++++ Available data

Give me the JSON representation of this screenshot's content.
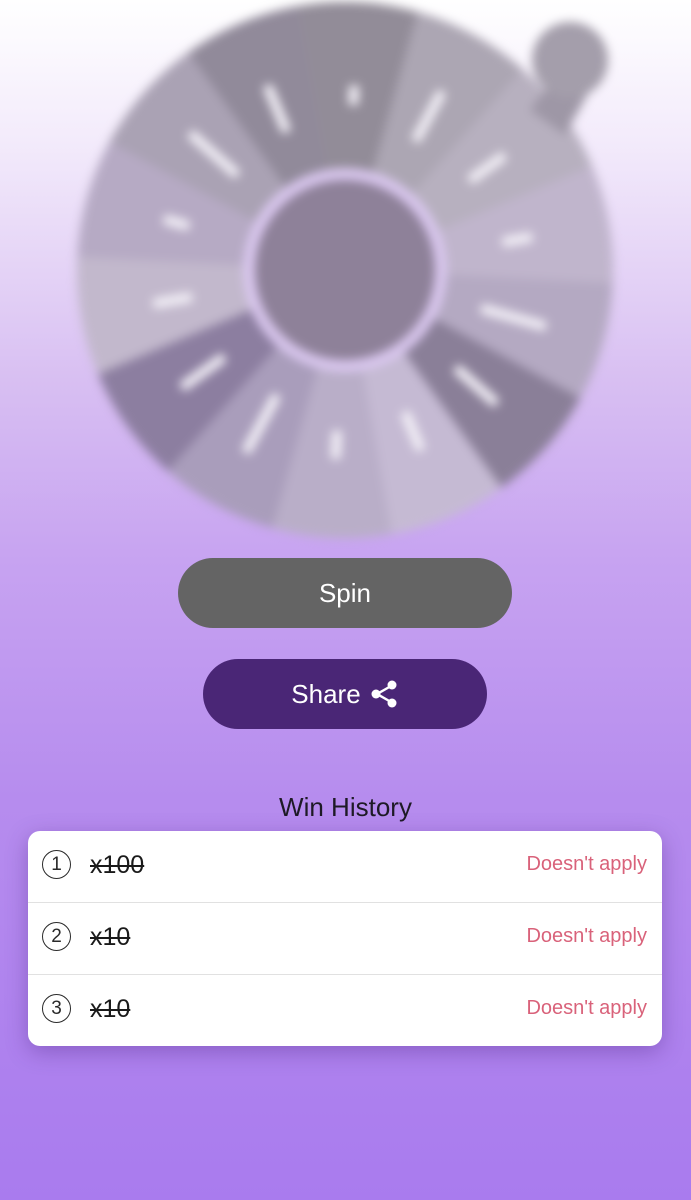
{
  "spin_button": {
    "label": "Spin"
  },
  "share_button": {
    "label": "Share",
    "icon": "share-icon"
  },
  "history": {
    "title": "Win History",
    "rows": [
      {
        "index": "1",
        "value": "x100",
        "status": "Doesn't apply"
      },
      {
        "index": "2",
        "value": "x10",
        "status": "Doesn't apply"
      },
      {
        "index": "3",
        "value": "x10",
        "status": "Doesn't apply"
      }
    ]
  },
  "colors": {
    "spin_button_bg": "#646464",
    "share_button_bg": "#4a2676",
    "status_text": "#d9627a",
    "background_bottom": "#a97bee"
  }
}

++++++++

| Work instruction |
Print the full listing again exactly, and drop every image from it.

| Written solution |
Give me the JSON representation of this screenshot's content.
{
  "spin_button": {
    "label": "Spin"
  },
  "share_button": {
    "label": "Share",
    "icon": "share-icon"
  },
  "history": {
    "title": "Win History",
    "rows": [
      {
        "index": "1",
        "value": "x100",
        "status": "Doesn't apply"
      },
      {
        "index": "2",
        "value": "x10",
        "status": "Doesn't apply"
      },
      {
        "index": "3",
        "value": "x10",
        "status": "Doesn't apply"
      }
    ]
  },
  "colors": {
    "spin_button_bg": "#646464",
    "share_button_bg": "#4a2676",
    "status_text": "#d9627a",
    "background_bottom": "#a97bee"
  }
}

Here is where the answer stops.